**Supplied entries**
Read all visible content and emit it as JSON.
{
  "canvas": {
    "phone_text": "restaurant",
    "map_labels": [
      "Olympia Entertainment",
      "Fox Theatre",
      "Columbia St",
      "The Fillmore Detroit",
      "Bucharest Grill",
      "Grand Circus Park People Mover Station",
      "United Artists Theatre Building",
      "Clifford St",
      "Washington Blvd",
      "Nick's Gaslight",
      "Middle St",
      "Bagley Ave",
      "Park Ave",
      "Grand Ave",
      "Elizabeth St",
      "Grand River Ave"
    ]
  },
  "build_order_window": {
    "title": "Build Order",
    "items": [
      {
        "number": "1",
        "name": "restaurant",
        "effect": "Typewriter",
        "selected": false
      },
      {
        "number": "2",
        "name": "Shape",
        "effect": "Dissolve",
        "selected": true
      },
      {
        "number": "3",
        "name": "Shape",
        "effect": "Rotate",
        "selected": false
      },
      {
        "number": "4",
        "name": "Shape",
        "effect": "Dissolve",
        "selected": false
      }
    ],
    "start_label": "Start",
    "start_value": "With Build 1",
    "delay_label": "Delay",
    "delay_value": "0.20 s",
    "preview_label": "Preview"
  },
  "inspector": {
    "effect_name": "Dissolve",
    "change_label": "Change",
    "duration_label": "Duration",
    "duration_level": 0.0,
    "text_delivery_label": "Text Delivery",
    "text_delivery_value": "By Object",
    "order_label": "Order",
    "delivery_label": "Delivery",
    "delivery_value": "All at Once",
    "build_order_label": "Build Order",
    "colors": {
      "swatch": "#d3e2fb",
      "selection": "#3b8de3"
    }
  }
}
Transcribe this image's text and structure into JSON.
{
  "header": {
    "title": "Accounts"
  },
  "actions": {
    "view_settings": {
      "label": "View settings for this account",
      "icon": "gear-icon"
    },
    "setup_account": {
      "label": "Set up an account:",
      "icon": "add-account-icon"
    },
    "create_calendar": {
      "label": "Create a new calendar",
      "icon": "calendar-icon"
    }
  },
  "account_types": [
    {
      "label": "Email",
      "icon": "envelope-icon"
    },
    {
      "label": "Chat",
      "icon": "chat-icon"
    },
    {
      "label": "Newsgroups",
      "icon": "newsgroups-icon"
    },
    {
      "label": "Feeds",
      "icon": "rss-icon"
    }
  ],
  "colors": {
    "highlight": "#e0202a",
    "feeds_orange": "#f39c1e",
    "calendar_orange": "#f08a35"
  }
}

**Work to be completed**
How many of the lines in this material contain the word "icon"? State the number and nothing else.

**Response to this task**
7